Want to try some Japanese desserts and cakes? Here’s a list of traditional desserts in Japan that you can make at home or taste while visiting.
Let’s start with a real classic of Japanese desserts. Mochi is available all over the country, and it’s one of the most iconic desserts from Japan that should definitely try while visiting.
A Mochi is essentially a sweet rice cake that is shaped into balls, which can be either dipped in sauce or toasted. Additionally Mochi Ice cream is a popular treat where the sweet Mochi dough is filled with ice cream.
Dorayaki is another classic dessert in Japan, and it’s basically two pancakes that are put together as a sandwich, and filled with Anko. Additionally, you can also fill the Dorayaki pancakes with fillings such as ice cream, cream, or chestnut paste.
If you’ve seen the Doraemon anime character, you might have noticed that the Dorayaki is his favorite food.
There is no standard recipe for Anmitsu, and various ingredients can be used in the assortment, which is typically served in a cup. It’s a popular dessert in Japan during the summer, and the main ingredients which are always included are Anko and Agar Jelly.
Some additional ingredients could be mochi, chestnuts, fruits, and black syrup. Another version of this dessert is known as Cream Anmitsu, which is served with ice cream.
If you want to try a local favorite, you should order some Kakigori, which is basically shaved ice with some sweet syrup. It’s available in various flavors. Kakigori is especially popular during the warm summer months, and there are even specialized shops that only sell Kakigori.
Taiyaki or Japanese fish cake is another popular dessert in Japan, which is typically sold in specialized Taiyaki stalls in food markets. These cakes are shaped like a fish and have a filling made of Anko.
Namagashi is a sweet snack that is featured in a specific category of traditional desserts in Japan, also known as Wagashi, which are desserts that are elegant enough to accompany a tea ceremony.
The Namagashi dessert often comes in the motif of a flower or leaves which represents the four seasons of Japan. It’s often made of fruit jellies or sweet bean paste.
Imagawayaki is often served at festivals in Japan, and they are made of batter that is filled with azuki bean paste. They are also known as Obanyaki in the Kansai region and are quite similar to the Dorayaki.
The Imagawayaki has origins from the Edo period and is one of the most common Japanese desserts. It can also have other fillings than bean paste, such as vanilla custard.
Matcha cake roll
Matcha is very typical in Japan and there are all things made with matcha flavor these days. The Matcha cake roll is perhaps one of the most classic versions of Japanese spongecakes.

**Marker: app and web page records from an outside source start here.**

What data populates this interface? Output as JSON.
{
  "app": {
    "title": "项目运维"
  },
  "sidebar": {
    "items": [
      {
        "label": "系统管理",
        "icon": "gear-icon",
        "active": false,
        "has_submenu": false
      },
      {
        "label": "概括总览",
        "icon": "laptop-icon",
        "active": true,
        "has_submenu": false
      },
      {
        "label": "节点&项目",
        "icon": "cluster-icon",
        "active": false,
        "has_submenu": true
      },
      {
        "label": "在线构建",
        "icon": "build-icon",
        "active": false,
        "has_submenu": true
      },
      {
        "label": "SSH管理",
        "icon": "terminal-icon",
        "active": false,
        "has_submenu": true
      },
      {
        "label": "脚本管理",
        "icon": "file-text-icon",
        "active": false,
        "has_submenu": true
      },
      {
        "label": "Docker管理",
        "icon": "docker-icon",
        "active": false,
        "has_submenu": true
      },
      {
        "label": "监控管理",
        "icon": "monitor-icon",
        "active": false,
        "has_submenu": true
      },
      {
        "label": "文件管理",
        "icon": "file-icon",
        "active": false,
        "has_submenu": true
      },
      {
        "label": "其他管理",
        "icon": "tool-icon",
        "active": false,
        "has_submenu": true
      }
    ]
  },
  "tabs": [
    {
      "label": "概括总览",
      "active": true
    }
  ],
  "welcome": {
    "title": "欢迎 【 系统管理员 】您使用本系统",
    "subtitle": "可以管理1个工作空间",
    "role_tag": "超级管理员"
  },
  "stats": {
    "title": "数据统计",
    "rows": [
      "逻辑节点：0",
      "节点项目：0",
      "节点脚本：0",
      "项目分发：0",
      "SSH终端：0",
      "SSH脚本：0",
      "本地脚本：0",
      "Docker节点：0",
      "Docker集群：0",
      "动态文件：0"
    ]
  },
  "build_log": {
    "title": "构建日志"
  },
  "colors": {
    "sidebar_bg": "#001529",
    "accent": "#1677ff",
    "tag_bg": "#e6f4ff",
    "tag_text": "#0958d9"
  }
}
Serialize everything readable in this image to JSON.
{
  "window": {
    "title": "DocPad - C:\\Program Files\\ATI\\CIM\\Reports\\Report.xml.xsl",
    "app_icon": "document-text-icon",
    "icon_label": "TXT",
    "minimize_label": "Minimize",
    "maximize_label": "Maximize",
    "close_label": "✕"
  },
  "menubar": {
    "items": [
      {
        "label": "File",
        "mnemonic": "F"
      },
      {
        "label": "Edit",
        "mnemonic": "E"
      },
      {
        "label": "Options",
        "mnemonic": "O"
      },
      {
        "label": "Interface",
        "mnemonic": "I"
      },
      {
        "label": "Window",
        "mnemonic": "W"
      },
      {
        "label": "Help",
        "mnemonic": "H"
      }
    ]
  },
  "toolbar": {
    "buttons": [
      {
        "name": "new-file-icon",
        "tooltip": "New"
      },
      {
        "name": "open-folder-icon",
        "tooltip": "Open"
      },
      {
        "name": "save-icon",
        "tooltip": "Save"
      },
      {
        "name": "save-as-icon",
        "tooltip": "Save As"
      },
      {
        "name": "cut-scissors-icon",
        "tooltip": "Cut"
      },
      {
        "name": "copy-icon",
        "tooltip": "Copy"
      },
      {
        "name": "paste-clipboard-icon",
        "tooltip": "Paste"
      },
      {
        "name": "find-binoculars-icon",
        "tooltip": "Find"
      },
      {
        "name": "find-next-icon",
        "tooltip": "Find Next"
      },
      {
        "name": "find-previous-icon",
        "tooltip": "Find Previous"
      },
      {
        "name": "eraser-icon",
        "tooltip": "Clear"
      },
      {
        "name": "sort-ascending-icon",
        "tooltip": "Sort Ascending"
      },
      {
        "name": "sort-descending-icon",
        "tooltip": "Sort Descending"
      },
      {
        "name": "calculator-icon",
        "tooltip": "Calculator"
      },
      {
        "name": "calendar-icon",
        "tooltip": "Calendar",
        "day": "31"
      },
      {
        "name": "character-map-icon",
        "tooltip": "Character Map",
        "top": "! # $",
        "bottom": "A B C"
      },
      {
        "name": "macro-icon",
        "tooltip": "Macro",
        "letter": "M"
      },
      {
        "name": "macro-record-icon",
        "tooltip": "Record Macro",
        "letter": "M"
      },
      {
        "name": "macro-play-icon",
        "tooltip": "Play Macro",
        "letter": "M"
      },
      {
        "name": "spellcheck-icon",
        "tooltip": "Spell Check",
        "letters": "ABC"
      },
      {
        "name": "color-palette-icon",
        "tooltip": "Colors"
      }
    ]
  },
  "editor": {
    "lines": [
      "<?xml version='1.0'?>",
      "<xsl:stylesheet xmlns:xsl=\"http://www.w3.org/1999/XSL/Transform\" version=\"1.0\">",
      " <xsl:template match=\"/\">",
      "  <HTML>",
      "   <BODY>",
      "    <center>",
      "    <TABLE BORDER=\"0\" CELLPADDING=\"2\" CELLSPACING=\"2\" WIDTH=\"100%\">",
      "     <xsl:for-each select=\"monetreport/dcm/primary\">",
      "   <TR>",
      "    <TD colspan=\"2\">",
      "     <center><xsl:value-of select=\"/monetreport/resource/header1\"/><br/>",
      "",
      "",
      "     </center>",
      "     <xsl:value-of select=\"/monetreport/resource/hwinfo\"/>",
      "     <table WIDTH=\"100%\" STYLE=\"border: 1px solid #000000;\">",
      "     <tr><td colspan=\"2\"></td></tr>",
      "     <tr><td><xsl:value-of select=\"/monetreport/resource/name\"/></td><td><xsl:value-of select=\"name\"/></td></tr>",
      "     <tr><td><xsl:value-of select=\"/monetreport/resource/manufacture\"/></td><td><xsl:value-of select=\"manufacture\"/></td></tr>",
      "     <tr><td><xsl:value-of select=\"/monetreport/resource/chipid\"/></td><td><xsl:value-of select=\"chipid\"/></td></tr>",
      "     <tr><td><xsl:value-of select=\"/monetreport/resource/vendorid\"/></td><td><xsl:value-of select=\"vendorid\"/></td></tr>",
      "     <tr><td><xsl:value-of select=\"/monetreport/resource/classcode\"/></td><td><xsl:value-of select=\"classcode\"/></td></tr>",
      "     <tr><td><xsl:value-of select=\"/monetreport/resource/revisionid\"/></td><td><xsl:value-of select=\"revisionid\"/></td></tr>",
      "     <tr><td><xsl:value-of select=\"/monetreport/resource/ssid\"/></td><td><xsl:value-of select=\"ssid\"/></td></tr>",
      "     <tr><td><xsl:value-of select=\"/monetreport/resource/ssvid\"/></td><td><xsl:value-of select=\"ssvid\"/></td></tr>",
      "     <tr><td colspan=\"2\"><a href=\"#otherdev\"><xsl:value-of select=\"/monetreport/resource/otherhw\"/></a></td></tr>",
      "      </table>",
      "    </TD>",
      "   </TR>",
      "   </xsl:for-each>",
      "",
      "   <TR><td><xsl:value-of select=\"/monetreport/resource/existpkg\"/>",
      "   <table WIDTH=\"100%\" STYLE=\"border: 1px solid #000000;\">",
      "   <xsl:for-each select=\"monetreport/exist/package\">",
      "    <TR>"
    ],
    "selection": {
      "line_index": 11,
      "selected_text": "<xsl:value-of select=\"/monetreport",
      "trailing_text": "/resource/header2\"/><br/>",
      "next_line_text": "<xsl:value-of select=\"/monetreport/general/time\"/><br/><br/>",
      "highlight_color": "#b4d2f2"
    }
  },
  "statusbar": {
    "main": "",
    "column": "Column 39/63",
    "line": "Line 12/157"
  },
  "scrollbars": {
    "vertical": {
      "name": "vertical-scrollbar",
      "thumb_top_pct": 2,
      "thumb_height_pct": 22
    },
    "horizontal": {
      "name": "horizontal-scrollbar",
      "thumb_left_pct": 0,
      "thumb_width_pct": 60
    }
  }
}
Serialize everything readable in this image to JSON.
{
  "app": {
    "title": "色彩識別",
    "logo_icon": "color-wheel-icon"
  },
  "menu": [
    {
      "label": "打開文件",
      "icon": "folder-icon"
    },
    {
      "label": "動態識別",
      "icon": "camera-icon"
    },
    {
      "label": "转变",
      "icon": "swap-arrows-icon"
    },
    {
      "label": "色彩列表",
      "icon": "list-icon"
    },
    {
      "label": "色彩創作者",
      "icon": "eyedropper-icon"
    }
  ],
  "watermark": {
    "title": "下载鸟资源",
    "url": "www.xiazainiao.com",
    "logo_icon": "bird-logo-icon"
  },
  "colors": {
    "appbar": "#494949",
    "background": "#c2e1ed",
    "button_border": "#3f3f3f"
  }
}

Daifuku is similar to the mochi where the main difference is the sweet filling. It can be made with a wide range of fillings, but the most common ones are azuki bean paste, chestnut or some fruit.
Purin (Japanese pudding)
This Japanese dessert is quite similar to the Spanish dessert known as flan, and it’s easy to make at home. Purin is basically a custard pudding with caramel sauce, and it’s very popular among the locals.
It’s available across the whole country and can be found in supermarkets as well as restaurants.
Last but not least, the Dango, which is one of the most beloved Japanese desserts. It’s basically a rice ball on a stick, which is toasted or grilled over an open fire. They are typically dipped in a sweet sauce and has a chewy texture.
More about Japanese desserts
The traditional desserts in Japan are served at tea time and are known as Wagashi, which have been made to perfection for centuries. Besides wagashi, custard pudding is very popular across the whole country, and it’s a local favorite.
Ice cream and pancake styled cakes are also commonly eaten in Japan. Compared to Western-styled desserts, you won’t find many similarities with Japanese desserts.
Other typical desserts from Japan:
What is the best Japanese dessert?
In my opinion, the Japanese desserts are far too exquisite and versatile to just pick one as the ultimate winner as the best Japanese dessert. However, I would say that every traveler should taste Mochi since it’s a very traditional dessert in Japan.
Additionally, matcha ice cream or various types of matcha cakes are also very common and popular across the country.
Do Japanese eat sweets?
Japanese desserts are typically served at tea time, and not after meals like in most Western countries. Japanese people do enjoy their sweets, but if you visit a local restaurant, it will likely have a very limited selection of Japanese desserts.
However, it’s very easy to find sweets in local bakeries or supermarkets.
What is your favorite dessert from Japan? Leave a comment below!